───── SUPPLIED DATA

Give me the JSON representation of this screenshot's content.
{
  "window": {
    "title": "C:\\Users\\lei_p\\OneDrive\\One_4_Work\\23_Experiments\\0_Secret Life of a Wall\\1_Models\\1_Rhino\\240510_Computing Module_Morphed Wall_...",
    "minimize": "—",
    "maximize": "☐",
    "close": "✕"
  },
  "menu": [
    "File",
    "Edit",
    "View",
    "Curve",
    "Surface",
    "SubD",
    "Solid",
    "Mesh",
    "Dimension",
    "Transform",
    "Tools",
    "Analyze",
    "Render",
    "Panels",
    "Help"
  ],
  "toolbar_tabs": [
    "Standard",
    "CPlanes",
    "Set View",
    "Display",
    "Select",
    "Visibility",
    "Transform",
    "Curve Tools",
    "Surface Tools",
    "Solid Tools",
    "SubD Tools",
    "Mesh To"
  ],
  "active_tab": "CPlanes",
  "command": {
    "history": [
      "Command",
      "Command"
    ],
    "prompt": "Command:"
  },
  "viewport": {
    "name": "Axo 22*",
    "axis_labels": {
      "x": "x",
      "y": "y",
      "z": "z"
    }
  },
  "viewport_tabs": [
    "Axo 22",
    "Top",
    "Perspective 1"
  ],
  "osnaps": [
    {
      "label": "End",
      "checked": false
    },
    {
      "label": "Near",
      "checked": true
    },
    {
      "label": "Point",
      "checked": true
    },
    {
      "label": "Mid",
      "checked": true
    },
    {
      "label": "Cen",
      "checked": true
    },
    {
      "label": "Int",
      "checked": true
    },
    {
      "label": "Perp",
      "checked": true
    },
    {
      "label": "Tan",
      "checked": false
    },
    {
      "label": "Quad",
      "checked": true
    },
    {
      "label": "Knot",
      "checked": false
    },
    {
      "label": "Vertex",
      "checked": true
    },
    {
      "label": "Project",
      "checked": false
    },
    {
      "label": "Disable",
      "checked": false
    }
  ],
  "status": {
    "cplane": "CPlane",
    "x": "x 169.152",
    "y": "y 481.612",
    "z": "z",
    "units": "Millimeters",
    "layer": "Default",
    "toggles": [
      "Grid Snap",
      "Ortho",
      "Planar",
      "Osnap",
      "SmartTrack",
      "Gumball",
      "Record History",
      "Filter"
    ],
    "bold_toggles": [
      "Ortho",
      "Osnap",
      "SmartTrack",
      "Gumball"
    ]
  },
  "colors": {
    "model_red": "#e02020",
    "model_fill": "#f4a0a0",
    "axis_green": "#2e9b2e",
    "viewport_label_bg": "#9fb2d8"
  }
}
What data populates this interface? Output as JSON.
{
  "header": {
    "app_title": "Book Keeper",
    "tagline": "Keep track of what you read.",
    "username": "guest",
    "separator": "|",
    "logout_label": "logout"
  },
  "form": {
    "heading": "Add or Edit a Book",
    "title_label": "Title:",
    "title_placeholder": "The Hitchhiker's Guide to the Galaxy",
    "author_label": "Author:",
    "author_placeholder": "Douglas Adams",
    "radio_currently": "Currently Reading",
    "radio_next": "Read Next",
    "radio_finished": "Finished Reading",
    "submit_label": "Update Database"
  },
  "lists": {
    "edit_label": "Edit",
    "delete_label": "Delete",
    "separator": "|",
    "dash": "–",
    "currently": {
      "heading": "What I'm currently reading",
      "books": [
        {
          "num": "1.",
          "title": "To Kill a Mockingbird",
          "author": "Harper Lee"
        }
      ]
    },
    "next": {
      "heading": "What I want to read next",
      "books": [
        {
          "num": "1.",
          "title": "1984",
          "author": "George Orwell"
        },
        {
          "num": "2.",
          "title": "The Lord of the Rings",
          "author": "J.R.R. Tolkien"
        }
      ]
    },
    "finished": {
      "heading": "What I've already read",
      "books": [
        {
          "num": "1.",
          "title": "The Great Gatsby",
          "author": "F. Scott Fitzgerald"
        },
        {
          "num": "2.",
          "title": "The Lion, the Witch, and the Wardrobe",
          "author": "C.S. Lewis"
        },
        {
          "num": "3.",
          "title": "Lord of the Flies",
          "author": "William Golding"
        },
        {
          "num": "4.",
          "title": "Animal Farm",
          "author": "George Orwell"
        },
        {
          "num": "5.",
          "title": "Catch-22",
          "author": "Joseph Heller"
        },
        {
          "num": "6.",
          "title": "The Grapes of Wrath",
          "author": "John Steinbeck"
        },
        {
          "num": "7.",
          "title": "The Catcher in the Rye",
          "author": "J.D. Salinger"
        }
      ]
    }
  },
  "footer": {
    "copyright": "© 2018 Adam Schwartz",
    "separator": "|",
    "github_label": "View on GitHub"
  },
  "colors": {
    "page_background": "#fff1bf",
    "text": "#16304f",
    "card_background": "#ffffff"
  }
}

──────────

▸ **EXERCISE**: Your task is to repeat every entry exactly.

▸ **EXPECTED ANSWER**:
Give me the JSON representation of this screenshot's content.
{
  "window": {
    "title": "C:\\Users\\lei_p\\OneDrive\\One_4_Work\\23_Experiments\\0_Secret Life of a Wall\\1_Models\\1_Rhino\\240510_Computing Module_Morphed Wall_...",
    "minimize": "—",
    "maximize": "☐",
    "close": "✕"
  },
  "menu": [
    "File",
    "Edit",
    "View",
    "Curve",
    "Surface",
    "SubD",
    "Solid",
    "Mesh",
    "Dimension",
    "Transform",
    "Tools",
    "Analyze",
    "Render",
    "Panels",
    "Help"
  ],
  "toolbar_tabs": [
    "Standard",
    "CPlanes",
    "Set View",
    "Display",
    "Select",
    "Visibility",
    "Transform",
    "Curve Tools",
    "Surface Tools",
    "Solid Tools",
    "SubD Tools",
    "Mesh To"
  ],
  "active_tab": "CPlanes",
  "command": {
    "history": [
      "Command",
      "Command"
    ],
    "prompt": "Command:"
  },
  "viewport": {
    "name": "Axo 22*",
    "axis_labels": {
      "x": "x",
      "y": "y",
      "z": "z"
    }
  },
  "viewport_tabs": [
    "Axo 22",
    "Top",
    "Perspective 1"
  ],
  "osnaps": [
    {
      "label": "End",
      "checked": false
    },
    {
      "label": "Near",
      "checked": true
    },
    {
      "label": "Point",
      "checked": true
    },
    {
      "label": "Mid",
      "checked": true
    },
    {
      "label": "Cen",
      "checked": true
    },
    {
      "label": "Int",
      "checked": true
    },
    {
      "label": "Perp",
      "checked": true
    },
    {
      "label": "Tan",
      "checked": false
    },
    {
      "label": "Quad",
      "checked": true
    },
    {
      "label": "Knot",
      "checked": false
    },
    {
      "label": "Vertex",
      "checked": true
    },
    {
      "label": "Project",
      "checked": false
    },
    {
      "label": "Disable",
      "checked": false
    }
  ],
  "status": {
    "cplane": "CPlane",
    "x": "x 169.152",
    "y": "y 481.612",
    "z": "z",
    "units": "Millimeters",
    "layer": "Default",
    "toggles": [
      "Grid Snap",
      "Ortho",
      "Planar",
      "Osnap",
      "SmartTrack",
      "Gumball",
      "Record History",
      "Filter"
    ],
    "bold_toggles": [
      "Ortho",
      "Osnap",
      "SmartTrack",
      "Gumball"
    ]
  },
  "colors": {
    "model_red": "#e02020",
    "model_fill": "#f4a0a0",
    "axis_green": "#2e9b2e",
    "viewport_label_bg": "#9fb2d8"
  }
}
What data populates this interface? Output as JSON.
{
  "header": {
    "app_title": "Book Keeper",
    "tagline": "Keep track of what you read.",
    "username": "guest",
    "separator": "|",
    "logout_label": "logout"
  },
  "form": {
    "heading": "Add or Edit a Book",
    "title_label": "Title:",
    "title_placeholder": "The Hitchhiker's Guide to the Galaxy",
    "author_label": "Author:",
    "author_placeholder": "Douglas Adams",
    "radio_currently": "Currently Reading",
    "radio_next": "Read Next",
    "radio_finished": "Finished Reading",
    "submit_label": "Update Database"
  },
  "lists": {
    "edit_label": "Edit",
    "delete_label": "Delete",
    "separator": "|",
    "dash": "–",
    "currently": {
      "heading": "What I'm currently reading",
      "books": [
        {
          "num": "1.",
          "title": "To Kill a Mockingbird",
          "author": "Harper Lee"
        }
      ]
    },
    "next": {
      "heading": "What I want to read next",
      "books": [
        {
          "num": "1.",
          "title": "1984",
          "author": "George Orwell"
        },
        {
          "num": "2.",
          "title": "The Lord of the Rings",
          "author": "J.R.R. Tolkien"
        }
      ]
    },
    "finished": {
      "heading": "What I've already read",
      "books": [
        {
          "num": "1.",
          "title": "The Great Gatsby",
          "author": "F. Scott Fitzgerald"
        },
        {
          "num": "2.",
          "title": "The Lion, the Witch, and the Wardrobe",
          "author": "C.S. Lewis"
        },
        {
          "num": "3.",
          "title": "Lord of the Flies",
          "author": "William Golding"
        },
        {
          "num": "4.",
          "title": "Animal Farm",
          "author": "George Orwell"
        },
        {
          "num": "5.",
          "title": "Catch-22",
          "author": "Joseph Heller"
        },
        {
          "num": "6.",
          "title": "The Grapes of Wrath",
          "author": "John Steinbeck"
        },
        {
          "num": "7.",
          "title": "The Catcher in the Rye",
          "author": "J.D. Salinger"
        }
      ]
    }
  },
  "footer": {
    "copyright": "© 2018 Adam Schwartz",
    "separator": "|",
    "github_label": "View on GitHub"
  },
  "colors": {
    "page_background": "#fff1bf",
    "text": "#16304f",
    "card_background": "#ffffff"
  }
}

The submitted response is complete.